■ **REQUIREMENT**
Your task is to copy the records that follow exactly, minus any images.

(Entries from a dataset of interfaces)
==========

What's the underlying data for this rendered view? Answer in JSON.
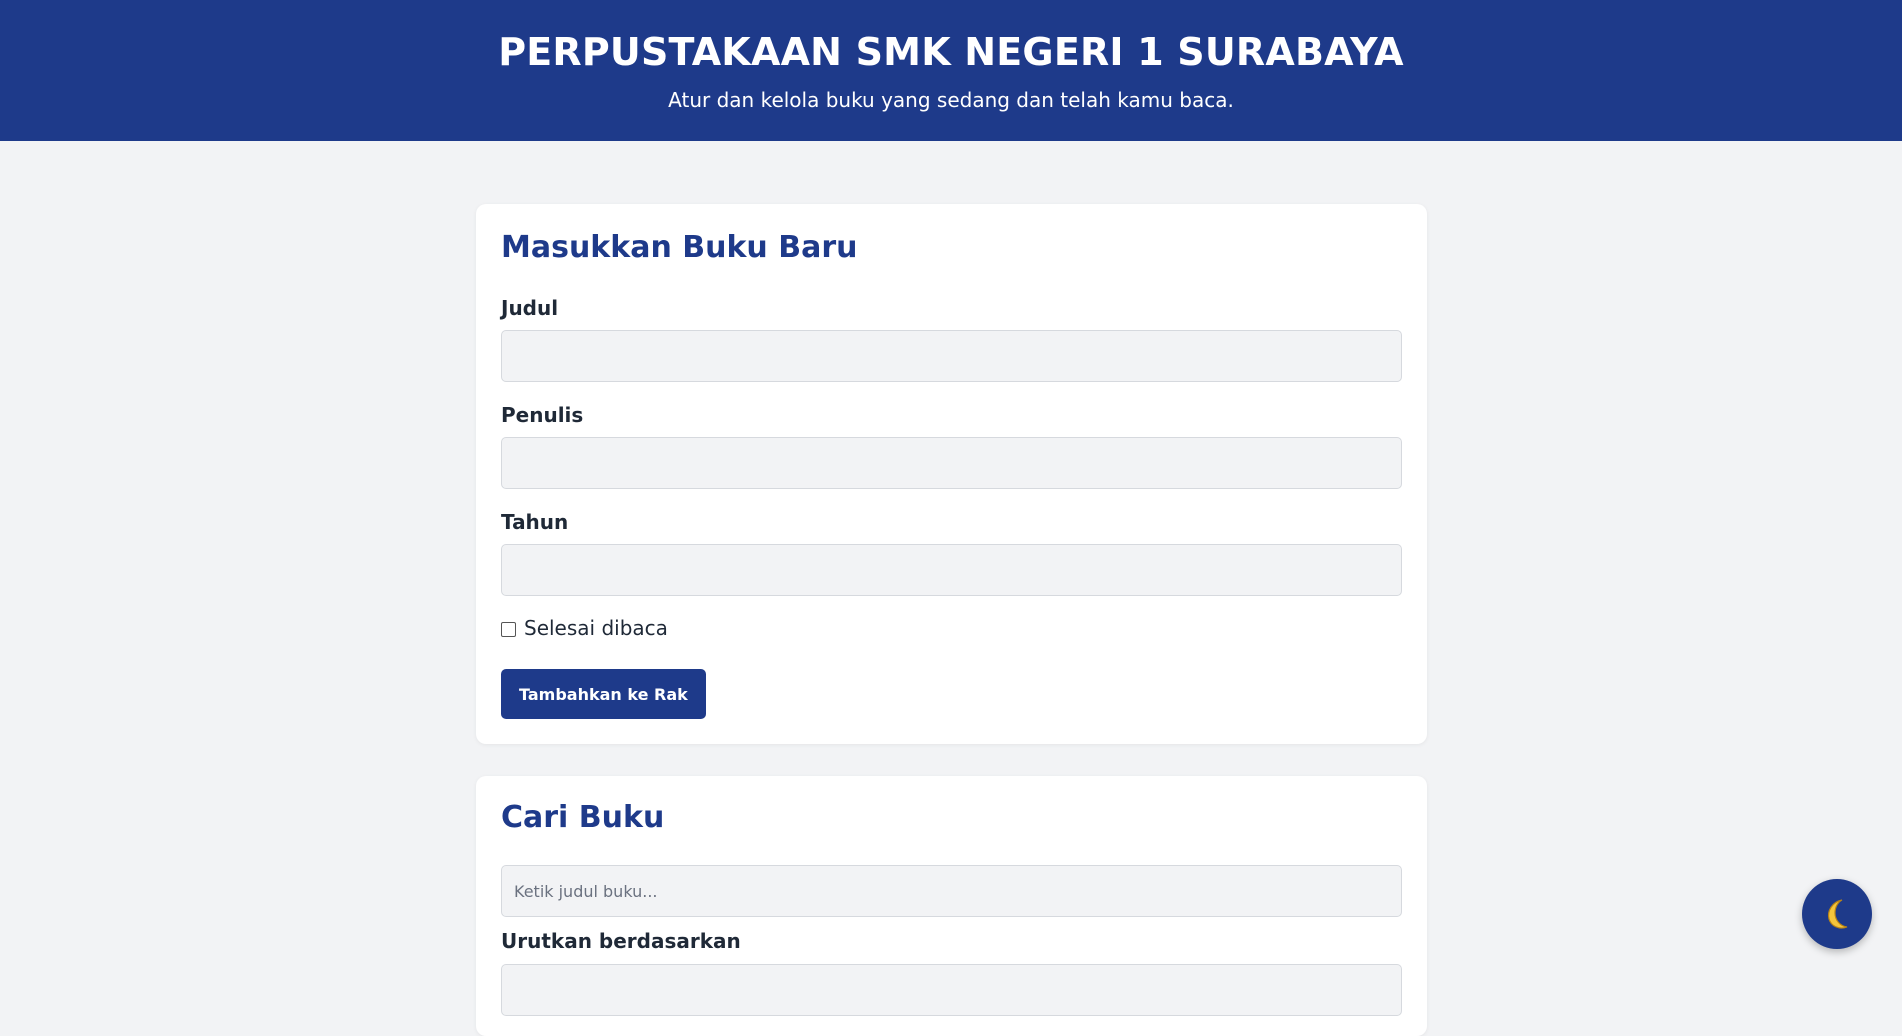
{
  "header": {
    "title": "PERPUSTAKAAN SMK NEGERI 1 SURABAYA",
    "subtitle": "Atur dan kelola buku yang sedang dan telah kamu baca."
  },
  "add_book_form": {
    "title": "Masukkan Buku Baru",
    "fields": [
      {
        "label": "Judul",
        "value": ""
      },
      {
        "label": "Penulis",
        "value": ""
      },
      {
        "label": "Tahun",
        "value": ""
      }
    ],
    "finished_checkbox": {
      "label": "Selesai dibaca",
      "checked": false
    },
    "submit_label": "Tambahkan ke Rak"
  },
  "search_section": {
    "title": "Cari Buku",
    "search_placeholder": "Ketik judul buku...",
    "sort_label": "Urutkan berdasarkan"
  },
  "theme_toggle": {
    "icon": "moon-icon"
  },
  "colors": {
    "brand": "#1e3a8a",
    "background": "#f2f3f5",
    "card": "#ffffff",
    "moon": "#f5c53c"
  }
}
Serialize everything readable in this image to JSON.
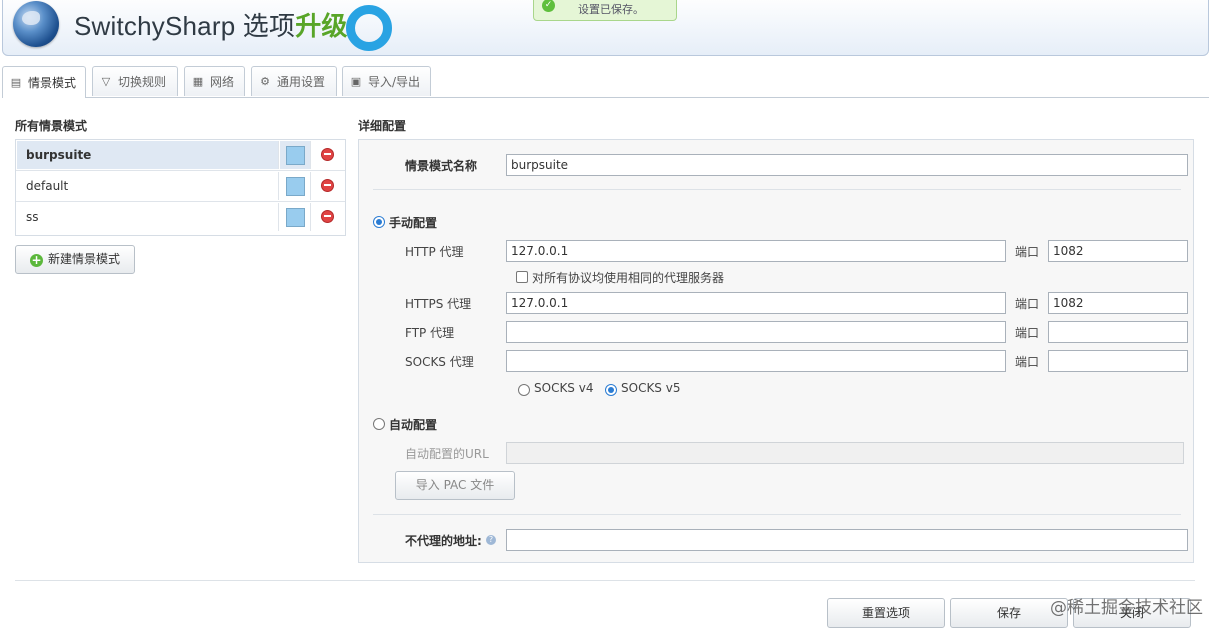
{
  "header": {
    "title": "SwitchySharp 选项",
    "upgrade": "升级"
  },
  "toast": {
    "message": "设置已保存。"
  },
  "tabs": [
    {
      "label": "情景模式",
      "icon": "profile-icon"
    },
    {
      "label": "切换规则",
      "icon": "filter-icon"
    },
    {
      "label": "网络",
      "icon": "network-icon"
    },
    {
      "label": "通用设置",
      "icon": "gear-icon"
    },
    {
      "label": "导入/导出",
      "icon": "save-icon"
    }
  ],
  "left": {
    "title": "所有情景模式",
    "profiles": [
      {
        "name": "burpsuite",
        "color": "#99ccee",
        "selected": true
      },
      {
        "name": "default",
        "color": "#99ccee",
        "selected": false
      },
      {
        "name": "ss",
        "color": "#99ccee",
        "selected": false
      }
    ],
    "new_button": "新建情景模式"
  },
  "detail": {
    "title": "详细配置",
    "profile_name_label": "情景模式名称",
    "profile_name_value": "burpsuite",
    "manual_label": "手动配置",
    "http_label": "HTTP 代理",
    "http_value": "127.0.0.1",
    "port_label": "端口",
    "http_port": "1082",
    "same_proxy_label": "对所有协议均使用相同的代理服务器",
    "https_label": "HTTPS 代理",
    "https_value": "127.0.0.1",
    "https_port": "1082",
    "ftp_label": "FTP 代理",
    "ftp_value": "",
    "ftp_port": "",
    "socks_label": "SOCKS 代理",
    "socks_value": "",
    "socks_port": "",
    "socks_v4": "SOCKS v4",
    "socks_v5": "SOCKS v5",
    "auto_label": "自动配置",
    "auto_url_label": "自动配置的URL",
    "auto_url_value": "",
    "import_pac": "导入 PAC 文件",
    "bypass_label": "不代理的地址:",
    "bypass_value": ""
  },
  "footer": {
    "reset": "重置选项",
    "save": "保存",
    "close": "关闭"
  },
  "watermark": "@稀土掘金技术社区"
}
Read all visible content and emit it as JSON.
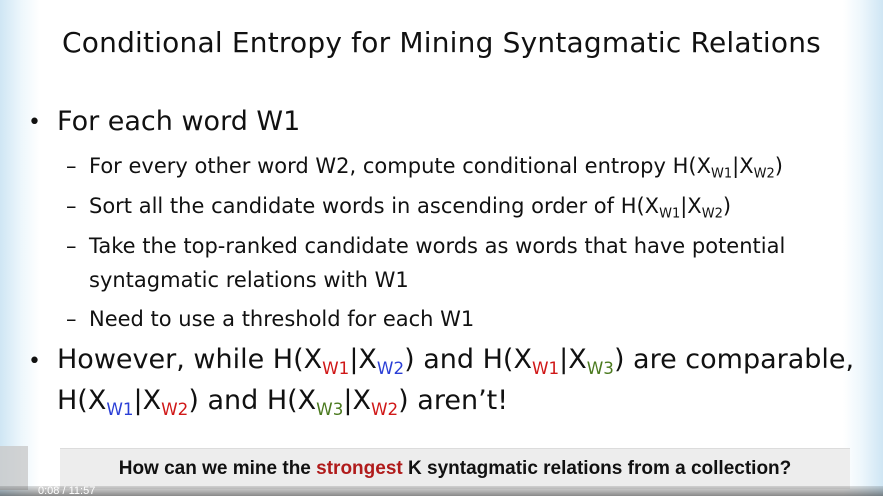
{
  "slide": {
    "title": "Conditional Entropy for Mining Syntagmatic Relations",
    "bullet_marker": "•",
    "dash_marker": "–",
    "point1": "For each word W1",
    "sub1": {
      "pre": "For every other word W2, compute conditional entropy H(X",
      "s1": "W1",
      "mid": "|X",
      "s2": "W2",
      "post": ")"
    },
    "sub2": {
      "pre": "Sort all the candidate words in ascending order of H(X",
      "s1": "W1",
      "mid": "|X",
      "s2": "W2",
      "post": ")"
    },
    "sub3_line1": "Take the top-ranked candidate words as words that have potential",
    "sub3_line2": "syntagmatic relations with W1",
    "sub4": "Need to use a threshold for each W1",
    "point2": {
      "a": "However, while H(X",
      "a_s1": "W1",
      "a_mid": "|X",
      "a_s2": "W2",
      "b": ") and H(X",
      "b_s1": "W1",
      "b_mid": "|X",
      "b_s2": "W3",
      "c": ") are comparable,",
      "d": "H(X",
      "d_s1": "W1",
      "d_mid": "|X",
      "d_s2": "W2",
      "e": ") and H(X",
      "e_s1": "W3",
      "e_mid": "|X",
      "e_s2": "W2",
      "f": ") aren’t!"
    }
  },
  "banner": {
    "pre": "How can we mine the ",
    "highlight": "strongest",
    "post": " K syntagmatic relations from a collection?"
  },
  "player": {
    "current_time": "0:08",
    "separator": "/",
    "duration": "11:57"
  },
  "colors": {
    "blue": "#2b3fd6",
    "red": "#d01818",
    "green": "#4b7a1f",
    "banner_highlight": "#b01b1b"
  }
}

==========

■ **ANSWER SPACE**
What's the underlying data for this rendered view? Answer in JSON.
{
  "header": {
    "title": "PERPUSTAKAAN SMK NEGERI 1 SURABAYA",
    "subtitle": "Atur dan kelola buku yang sedang dan telah kamu baca."
  },
  "add_book_form": {
    "title": "Masukkan Buku Baru",
    "fields": [
      {
        "label": "Judul",
        "value": ""
      },
      {
        "label": "Penulis",
        "value": ""
      },
      {
        "label": "Tahun",
        "value": ""
      }
    ],
    "finished_checkbox": {
      "label": "Selesai dibaca",
      "checked": false
    },
    "submit_label": "Tambahkan ke Rak"
  },
  "search_section": {
    "title": "Cari Buku",
    "search_placeholder": "Ketik judul buku...",
    "sort_label": "Urutkan berdasarkan"
  },
  "theme_toggle": {
    "icon": "moon-icon"
  },
  "colors": {
    "brand": "#1e3a8a",
    "background": "#f2f3f5",
    "card": "#ffffff",
    "moon": "#f5c53c"
  }
}
Serialize everything readable in this image to JSON.
{
  "header": {
    "title": "SwitchySharp 选项",
    "upgrade": "升级"
  },
  "toast": {
    "message": "设置已保存。"
  },
  "tabs": [
    {
      "label": "情景模式",
      "icon": "profile-icon"
    },
    {
      "label": "切换规则",
      "icon": "filter-icon"
    },
    {
      "label": "网络",
      "icon": "network-icon"
    },
    {
      "label": "通用设置",
      "icon": "gear-icon"
    },
    {
      "label": "导入/导出",
      "icon": "save-icon"
    }
  ],
  "left": {
    "title": "所有情景模式",
    "profiles": [
      {
        "name": "burpsuite",
        "color": "#99ccee",
        "selected": true
      },
      {
        "name": "default",
        "color": "#99ccee",
        "selected": false
      },
      {
        "name": "ss",
        "color": "#99ccee",
        "selected": false
      }
    ],
    "new_button": "新建情景模式"
  },
  "detail": {
    "title": "详细配置",
    "profile_name_label": "情景模式名称",
    "profile_name_value": "burpsuite",
    "manual_label": "手动配置",
    "http_label": "HTTP 代理",
    "http_value": "127.0.0.1",
    "port_label": "端口",
    "http_port": "1082",
    "same_proxy_label": "对所有协议均使用相同的代理服务器",
    "https_label": "HTTPS 代理",
    "https_value": "127.0.0.1",
    "https_port": "1082",
    "ftp_label": "FTP 代理",
    "ftp_value": "",
    "ftp_port": "",
    "socks_label": "SOCKS 代理",
    "socks_value": "",
    "socks_port": "",
    "socks_v4": "SOCKS v4",
    "socks_v5": "SOCKS v5",
    "auto_label": "自动配置",
    "auto_url_label": "自动配置的URL",
    "auto_url_value": "",
    "import_pac": "导入 PAC 文件",
    "bypass_label": "不代理的地址:",
    "bypass_value": ""
  },
  "footer": {
    "reset": "重置选项",
    "save": "保存",
    "close": "关闭"
  },
  "watermark": "@稀土掘金技术社区"
}
Read all visible content and emit it as JSON.
{
  "slide": {
    "title": "Conditional Entropy for Mining Syntagmatic Relations",
    "bullet_marker": "•",
    "dash_marker": "–",
    "point1": "For each word W1",
    "sub1": {
      "pre": "For every other word W2, compute conditional entropy H(X",
      "s1": "W1",
      "mid": "|X",
      "s2": "W2",
      "post": ")"
    },
    "sub2": {
      "pre": "Sort all the candidate words in ascending order of H(X",
      "s1": "W1",
      "mid": "|X",
      "s2": "W2",
      "post": ")"
    },
    "sub3_line1": "Take the top-ranked candidate words as words that have potential",
    "sub3_line2": "syntagmatic relations with W1",
    "sub4": "Need to use a threshold for each W1",
    "point2": {
      "a": "However, while H(X",
      "a_s1": "W1",
      "a_mid": "|X",
      "a_s2": "W2",
      "b": ") and H(X",
      "b_s1": "W1",
      "b_mid": "|X",
      "b_s2": "W3",
      "c": ") are comparable,",
      "d": "H(X",
      "d_s1": "W1",
      "d_mid": "|X",
      "d_s2": "W2",
      "e": ") and H(X",
      "e_s1": "W3",
      "e_mid": "|X",
      "e_s2": "W2",
      "f": ") aren’t!"
    }
  },
  "banner": {
    "pre": "How can we mine the ",
    "highlight": "strongest",
    "post": " K syntagmatic relations from a collection?"
  },
  "player": {
    "current_time": "0:08",
    "separator": "/",
    "duration": "11:57"
  },
  "colors": {
    "blue": "#2b3fd6",
    "red": "#d01818",
    "green": "#4b7a1f",
    "banner_highlight": "#b01b1b"
  }
}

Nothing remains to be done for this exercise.